This book examines the connection between notions of gender, diplomacy, society and peacemaking in the period c. 1880 to the mid- to late-twentieth century.

The chapters in this volume place gender history at the interface with international history and international relations. They explore a wide variety of themes and issues within the British and European context, especially notions of gender identity, the politics and culture of women’s suffrage in the early part of the twentieth century and the role gender played in the formulation and execution of British foreign policy. The book also breaks new ground by attempting to gender diplomacy.

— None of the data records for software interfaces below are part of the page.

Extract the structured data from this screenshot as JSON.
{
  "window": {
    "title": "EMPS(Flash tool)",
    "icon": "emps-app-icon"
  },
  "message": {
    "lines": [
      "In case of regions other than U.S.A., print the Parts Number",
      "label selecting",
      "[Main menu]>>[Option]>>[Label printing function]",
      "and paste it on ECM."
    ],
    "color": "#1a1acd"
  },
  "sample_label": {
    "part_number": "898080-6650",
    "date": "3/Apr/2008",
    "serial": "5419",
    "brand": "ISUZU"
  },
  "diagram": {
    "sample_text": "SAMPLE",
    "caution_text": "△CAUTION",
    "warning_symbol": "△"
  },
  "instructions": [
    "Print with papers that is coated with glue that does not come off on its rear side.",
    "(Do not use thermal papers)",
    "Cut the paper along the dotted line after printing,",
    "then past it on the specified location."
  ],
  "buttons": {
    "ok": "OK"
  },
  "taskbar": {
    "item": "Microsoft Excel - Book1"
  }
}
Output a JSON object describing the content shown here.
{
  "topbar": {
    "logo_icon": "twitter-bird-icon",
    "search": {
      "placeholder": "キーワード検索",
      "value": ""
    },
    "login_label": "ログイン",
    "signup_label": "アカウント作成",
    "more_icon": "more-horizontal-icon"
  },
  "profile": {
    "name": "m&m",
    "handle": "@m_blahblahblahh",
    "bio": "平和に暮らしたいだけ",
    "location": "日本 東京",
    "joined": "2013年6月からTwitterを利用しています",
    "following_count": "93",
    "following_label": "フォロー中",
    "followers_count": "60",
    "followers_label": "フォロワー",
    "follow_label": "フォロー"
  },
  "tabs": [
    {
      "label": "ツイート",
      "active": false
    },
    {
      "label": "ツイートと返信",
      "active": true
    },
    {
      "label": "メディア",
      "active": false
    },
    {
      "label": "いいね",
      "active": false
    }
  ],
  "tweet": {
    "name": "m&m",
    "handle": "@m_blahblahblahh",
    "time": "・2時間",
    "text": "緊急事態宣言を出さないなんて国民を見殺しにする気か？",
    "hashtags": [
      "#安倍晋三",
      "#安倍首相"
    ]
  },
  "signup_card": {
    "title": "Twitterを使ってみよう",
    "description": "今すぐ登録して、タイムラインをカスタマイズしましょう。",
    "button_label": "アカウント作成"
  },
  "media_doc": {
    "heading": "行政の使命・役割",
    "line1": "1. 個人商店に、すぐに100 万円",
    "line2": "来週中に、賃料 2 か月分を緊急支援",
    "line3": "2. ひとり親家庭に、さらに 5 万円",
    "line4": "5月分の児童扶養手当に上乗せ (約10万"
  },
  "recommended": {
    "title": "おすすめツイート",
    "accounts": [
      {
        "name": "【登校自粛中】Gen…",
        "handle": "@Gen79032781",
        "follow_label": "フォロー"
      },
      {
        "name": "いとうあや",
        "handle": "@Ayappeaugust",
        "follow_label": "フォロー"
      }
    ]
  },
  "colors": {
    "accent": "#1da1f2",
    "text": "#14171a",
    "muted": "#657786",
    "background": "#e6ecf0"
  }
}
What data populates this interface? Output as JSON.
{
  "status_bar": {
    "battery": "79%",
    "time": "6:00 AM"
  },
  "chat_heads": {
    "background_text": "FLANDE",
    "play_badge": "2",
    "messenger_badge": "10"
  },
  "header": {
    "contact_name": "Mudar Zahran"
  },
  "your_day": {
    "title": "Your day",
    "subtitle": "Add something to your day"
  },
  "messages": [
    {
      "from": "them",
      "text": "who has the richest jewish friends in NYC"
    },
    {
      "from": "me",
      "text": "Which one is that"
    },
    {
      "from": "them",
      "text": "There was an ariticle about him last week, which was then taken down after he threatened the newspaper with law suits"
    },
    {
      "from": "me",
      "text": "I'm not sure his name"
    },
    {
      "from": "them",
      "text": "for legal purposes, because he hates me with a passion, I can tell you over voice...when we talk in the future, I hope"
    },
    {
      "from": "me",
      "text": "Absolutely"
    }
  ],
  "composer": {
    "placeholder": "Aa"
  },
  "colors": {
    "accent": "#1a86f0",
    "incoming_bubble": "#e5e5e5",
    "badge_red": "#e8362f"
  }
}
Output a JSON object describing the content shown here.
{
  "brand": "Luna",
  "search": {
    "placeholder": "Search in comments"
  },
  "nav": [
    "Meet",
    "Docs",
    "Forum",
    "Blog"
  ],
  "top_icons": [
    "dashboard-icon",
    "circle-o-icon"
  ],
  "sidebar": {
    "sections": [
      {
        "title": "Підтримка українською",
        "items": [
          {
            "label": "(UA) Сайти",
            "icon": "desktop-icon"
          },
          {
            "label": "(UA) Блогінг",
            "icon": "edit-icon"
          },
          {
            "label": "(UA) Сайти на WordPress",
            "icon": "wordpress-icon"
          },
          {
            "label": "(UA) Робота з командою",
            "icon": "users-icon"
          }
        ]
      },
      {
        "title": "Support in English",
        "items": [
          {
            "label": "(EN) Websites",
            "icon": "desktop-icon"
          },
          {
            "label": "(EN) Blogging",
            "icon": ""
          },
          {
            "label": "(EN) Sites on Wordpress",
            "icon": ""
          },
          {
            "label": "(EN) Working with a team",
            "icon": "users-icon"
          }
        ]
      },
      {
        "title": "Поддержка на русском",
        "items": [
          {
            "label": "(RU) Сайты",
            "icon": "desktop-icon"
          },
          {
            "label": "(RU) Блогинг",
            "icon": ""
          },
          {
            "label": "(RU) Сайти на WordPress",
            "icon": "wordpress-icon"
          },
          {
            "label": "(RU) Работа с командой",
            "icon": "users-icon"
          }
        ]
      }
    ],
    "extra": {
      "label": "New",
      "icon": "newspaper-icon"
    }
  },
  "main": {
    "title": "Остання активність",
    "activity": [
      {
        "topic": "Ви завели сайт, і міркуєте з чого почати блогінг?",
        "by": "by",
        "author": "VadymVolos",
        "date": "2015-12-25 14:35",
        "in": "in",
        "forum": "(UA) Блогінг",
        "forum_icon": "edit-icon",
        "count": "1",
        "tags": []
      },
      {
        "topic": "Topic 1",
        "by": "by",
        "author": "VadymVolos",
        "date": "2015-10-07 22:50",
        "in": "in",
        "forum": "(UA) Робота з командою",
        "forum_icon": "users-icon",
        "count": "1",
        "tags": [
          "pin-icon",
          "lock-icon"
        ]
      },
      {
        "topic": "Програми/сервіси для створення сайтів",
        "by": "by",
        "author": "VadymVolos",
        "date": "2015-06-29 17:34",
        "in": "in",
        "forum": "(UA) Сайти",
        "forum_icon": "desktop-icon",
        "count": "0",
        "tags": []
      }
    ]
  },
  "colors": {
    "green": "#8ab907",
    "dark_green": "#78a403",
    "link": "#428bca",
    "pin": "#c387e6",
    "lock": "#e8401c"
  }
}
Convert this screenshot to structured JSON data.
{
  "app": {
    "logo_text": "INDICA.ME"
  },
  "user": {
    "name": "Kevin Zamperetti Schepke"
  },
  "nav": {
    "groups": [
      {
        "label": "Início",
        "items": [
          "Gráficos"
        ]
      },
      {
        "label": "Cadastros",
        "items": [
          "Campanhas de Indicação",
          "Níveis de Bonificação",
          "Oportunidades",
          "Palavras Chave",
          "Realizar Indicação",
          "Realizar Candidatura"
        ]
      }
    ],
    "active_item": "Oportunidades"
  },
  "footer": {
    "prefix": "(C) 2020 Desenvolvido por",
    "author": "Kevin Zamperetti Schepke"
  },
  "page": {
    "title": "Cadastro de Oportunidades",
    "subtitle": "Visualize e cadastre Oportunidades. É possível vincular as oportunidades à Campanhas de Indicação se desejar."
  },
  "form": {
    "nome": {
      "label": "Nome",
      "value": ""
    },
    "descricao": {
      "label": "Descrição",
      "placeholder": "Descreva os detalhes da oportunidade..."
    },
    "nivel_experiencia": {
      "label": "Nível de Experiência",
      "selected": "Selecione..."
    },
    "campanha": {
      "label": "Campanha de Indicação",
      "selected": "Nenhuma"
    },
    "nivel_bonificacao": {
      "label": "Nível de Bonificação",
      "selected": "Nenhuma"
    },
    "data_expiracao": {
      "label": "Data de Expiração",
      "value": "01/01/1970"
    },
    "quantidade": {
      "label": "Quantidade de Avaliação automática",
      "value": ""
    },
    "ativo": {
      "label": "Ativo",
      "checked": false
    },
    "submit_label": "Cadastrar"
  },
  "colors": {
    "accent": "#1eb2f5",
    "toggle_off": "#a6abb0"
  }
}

Further, it revisits the popular view that women were connected with the peace movements that grew up after the First World War because the notion of peace was associated with stereotypical female traits, such as the rejection of violence and the nurturing rather than destruction of humankind.

The chapters in this book were originally published as a special issue of the journal Diplomacy and Statecraft.

chapter |8 pages


Gendering Peace in Europe